▶ **Exercise**:
In your copy, reproduce each entry exactly and leave out the pictures.

• • • •

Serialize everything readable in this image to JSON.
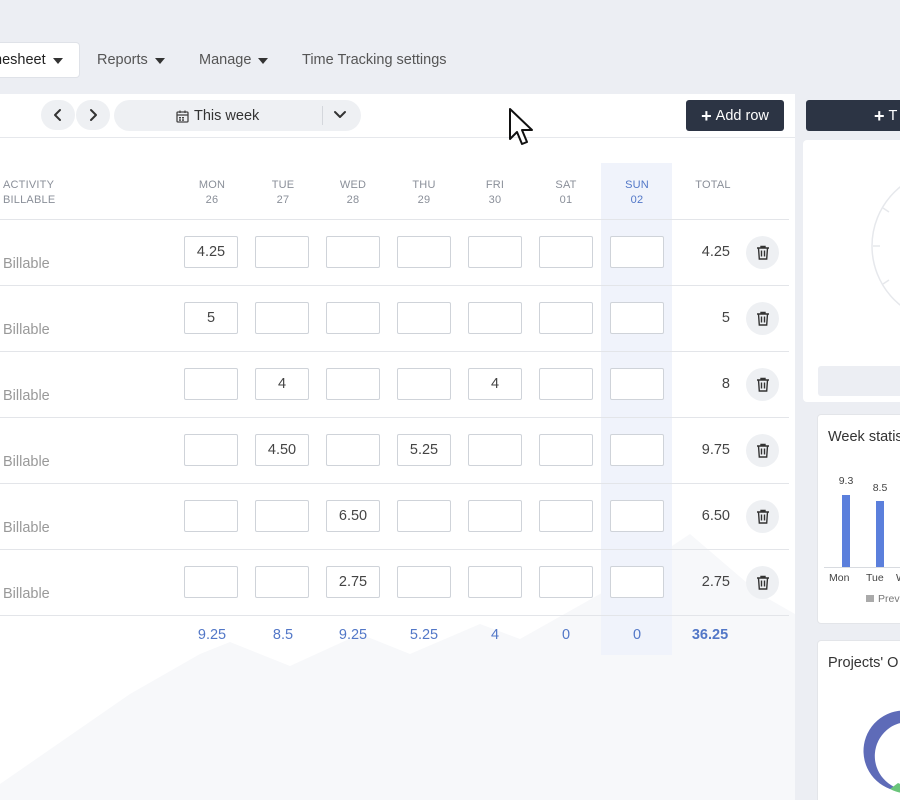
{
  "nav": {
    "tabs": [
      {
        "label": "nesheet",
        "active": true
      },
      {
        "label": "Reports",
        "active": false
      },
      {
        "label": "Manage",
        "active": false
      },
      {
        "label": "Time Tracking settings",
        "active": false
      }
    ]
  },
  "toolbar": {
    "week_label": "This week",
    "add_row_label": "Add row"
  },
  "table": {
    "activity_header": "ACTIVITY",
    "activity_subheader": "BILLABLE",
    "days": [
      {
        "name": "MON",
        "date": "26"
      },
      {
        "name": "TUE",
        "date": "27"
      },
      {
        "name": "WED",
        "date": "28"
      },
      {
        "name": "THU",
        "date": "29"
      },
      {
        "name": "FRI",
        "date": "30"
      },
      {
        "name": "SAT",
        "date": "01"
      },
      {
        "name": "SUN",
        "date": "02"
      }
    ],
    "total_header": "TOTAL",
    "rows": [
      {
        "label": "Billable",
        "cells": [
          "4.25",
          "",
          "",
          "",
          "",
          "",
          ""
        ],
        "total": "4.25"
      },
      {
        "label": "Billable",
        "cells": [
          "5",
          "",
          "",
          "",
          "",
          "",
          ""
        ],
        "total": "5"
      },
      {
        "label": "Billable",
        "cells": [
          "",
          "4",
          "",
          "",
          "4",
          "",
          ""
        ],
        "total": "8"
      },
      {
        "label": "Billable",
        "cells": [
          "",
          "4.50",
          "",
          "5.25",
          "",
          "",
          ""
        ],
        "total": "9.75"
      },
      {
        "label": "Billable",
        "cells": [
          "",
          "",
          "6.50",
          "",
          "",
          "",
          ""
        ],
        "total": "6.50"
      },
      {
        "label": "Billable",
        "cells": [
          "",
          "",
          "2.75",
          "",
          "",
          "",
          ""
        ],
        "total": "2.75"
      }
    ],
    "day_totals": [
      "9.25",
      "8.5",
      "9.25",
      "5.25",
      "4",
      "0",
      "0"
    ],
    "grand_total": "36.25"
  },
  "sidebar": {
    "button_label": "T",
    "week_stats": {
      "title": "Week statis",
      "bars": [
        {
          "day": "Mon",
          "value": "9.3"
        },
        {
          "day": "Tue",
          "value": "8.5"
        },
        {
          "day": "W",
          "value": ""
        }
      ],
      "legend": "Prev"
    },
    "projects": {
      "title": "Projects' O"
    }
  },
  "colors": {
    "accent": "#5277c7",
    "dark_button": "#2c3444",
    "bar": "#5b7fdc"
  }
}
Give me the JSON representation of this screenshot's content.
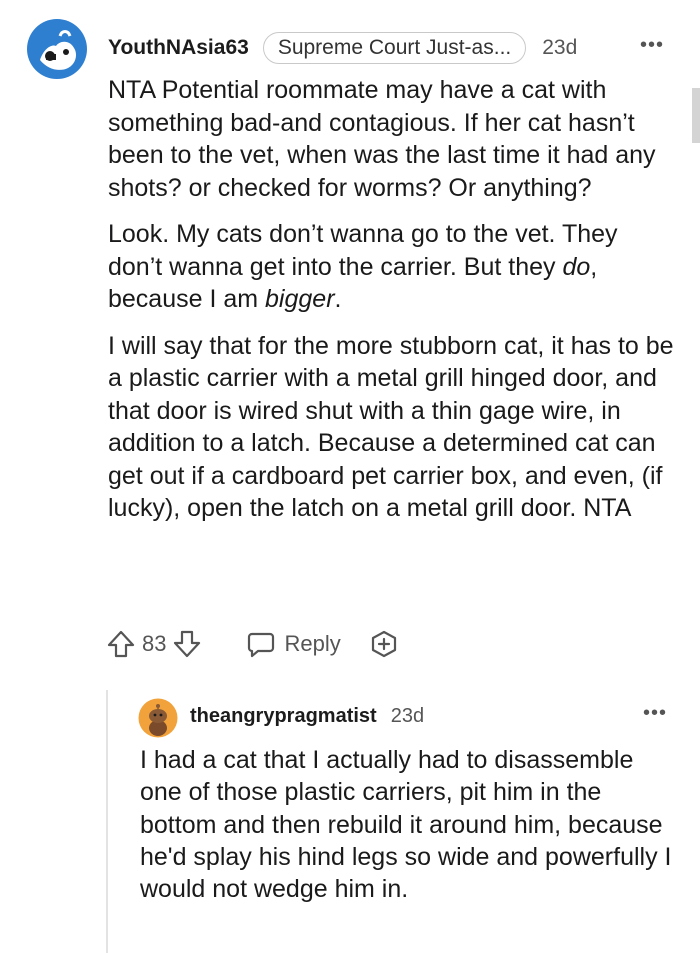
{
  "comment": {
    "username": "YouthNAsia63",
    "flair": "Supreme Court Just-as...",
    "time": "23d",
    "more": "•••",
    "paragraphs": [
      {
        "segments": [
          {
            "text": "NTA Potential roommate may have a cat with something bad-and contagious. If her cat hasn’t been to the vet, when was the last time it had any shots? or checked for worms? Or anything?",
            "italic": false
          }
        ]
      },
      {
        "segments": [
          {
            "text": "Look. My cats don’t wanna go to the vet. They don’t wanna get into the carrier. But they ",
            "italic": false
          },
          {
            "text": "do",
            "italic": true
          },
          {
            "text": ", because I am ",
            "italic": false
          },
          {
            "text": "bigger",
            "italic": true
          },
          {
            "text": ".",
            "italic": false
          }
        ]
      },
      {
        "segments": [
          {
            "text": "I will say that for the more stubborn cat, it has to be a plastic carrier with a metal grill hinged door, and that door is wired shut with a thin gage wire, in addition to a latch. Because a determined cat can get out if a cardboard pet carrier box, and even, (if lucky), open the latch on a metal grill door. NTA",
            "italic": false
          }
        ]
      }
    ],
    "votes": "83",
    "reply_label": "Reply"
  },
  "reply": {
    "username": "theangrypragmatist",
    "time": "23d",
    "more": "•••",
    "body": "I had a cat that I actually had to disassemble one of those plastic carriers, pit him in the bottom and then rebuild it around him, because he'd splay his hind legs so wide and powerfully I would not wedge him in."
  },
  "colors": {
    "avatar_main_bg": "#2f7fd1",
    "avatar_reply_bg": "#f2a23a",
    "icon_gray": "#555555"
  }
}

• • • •

▶ **Result for this exercise**:
Serialize everything readable in this image to JSON.
{
  "nav": {
    "tabs": [
      {
        "label": "nesheet",
        "active": true
      },
      {
        "label": "Reports",
        "active": false
      },
      {
        "label": "Manage",
        "active": false
      },
      {
        "label": "Time Tracking settings",
        "active": false
      }
    ]
  },
  "toolbar": {
    "week_label": "This week",
    "add_row_label": "Add row"
  },
  "table": {
    "activity_header": "ACTIVITY",
    "activity_subheader": "BILLABLE",
    "days": [
      {
        "name": "MON",
        "date": "26"
      },
      {
        "name": "TUE",
        "date": "27"
      },
      {
        "name": "WED",
        "date": "28"
      },
      {
        "name": "THU",
        "date": "29"
      },
      {
        "name": "FRI",
        "date": "30"
      },
      {
        "name": "SAT",
        "date": "01"
      },
      {
        "name": "SUN",
        "date": "02"
      }
    ],
    "total_header": "TOTAL",
    "rows": [
      {
        "label": "Billable",
        "cells": [
          "4.25",
          "",
          "",
          "",
          "",
          "",
          ""
        ],
        "total": "4.25"
      },
      {
        "label": "Billable",
        "cells": [
          "5",
          "",
          "",
          "",
          "",
          "",
          ""
        ],
        "total": "5"
      },
      {
        "label": "Billable",
        "cells": [
          "",
          "4",
          "",
          "",
          "4",
          "",
          ""
        ],
        "total": "8"
      },
      {
        "label": "Billable",
        "cells": [
          "",
          "4.50",
          "",
          "5.25",
          "",
          "",
          ""
        ],
        "total": "9.75"
      },
      {
        "label": "Billable",
        "cells": [
          "",
          "",
          "6.50",
          "",
          "",
          "",
          ""
        ],
        "total": "6.50"
      },
      {
        "label": "Billable",
        "cells": [
          "",
          "",
          "2.75",
          "",
          "",
          "",
          ""
        ],
        "total": "2.75"
      }
    ],
    "day_totals": [
      "9.25",
      "8.5",
      "9.25",
      "5.25",
      "4",
      "0",
      "0"
    ],
    "grand_total": "36.25"
  },
  "sidebar": {
    "button_label": "T",
    "week_stats": {
      "title": "Week statis",
      "bars": [
        {
          "day": "Mon",
          "value": "9.3"
        },
        {
          "day": "Tue",
          "value": "8.5"
        },
        {
          "day": "W",
          "value": ""
        }
      ],
      "legend": "Prev"
    },
    "projects": {
      "title": "Projects' O"
    }
  },
  "colors": {
    "accent": "#5277c7",
    "dark_button": "#2c3444",
    "bar": "#5b7fdc"
  }
}
Give me the JSON representation of this screenshot's content.
{
  "comment": {
    "username": "YouthNAsia63",
    "flair": "Supreme Court Just-as...",
    "time": "23d",
    "more": "•••",
    "paragraphs": [
      {
        "segments": [
          {
            "text": "NTA Potential roommate may have a cat with something bad-and contagious. If her cat hasn’t been to the vet, when was the last time it had any shots? or checked for worms? Or anything?",
            "italic": false
          }
        ]
      },
      {
        "segments": [
          {
            "text": "Look. My cats don’t wanna go to the vet. They don’t wanna get into the carrier. But they ",
            "italic": false
          },
          {
            "text": "do",
            "italic": true
          },
          {
            "text": ", because I am ",
            "italic": false
          },
          {
            "text": "bigger",
            "italic": true
          },
          {
            "text": ".",
            "italic": false
          }
        ]
      },
      {
        "segments": [
          {
            "text": "I will say that for the more stubborn cat, it has to be a plastic carrier with a metal grill hinged door, and that door is wired shut with a thin gage wire, in addition to a latch. Because a determined cat can get out if a cardboard pet carrier box, and even, (if lucky), open the latch on a metal grill door. NTA",
            "italic": false
          }
        ]
      }
    ],
    "votes": "83",
    "reply_label": "Reply"
  },
  "reply": {
    "username": "theangrypragmatist",
    "time": "23d",
    "more": "•••",
    "body": "I had a cat that I actually had to disassemble one of those plastic carriers, pit him in the bottom and then rebuild it around him, because he'd splay his hind legs so wide and powerfully I would not wedge him in."
  },
  "colors": {
    "avatar_main_bg": "#2f7fd1",
    "avatar_reply_bg": "#f2a23a",
    "icon_gray": "#555555"
  }
}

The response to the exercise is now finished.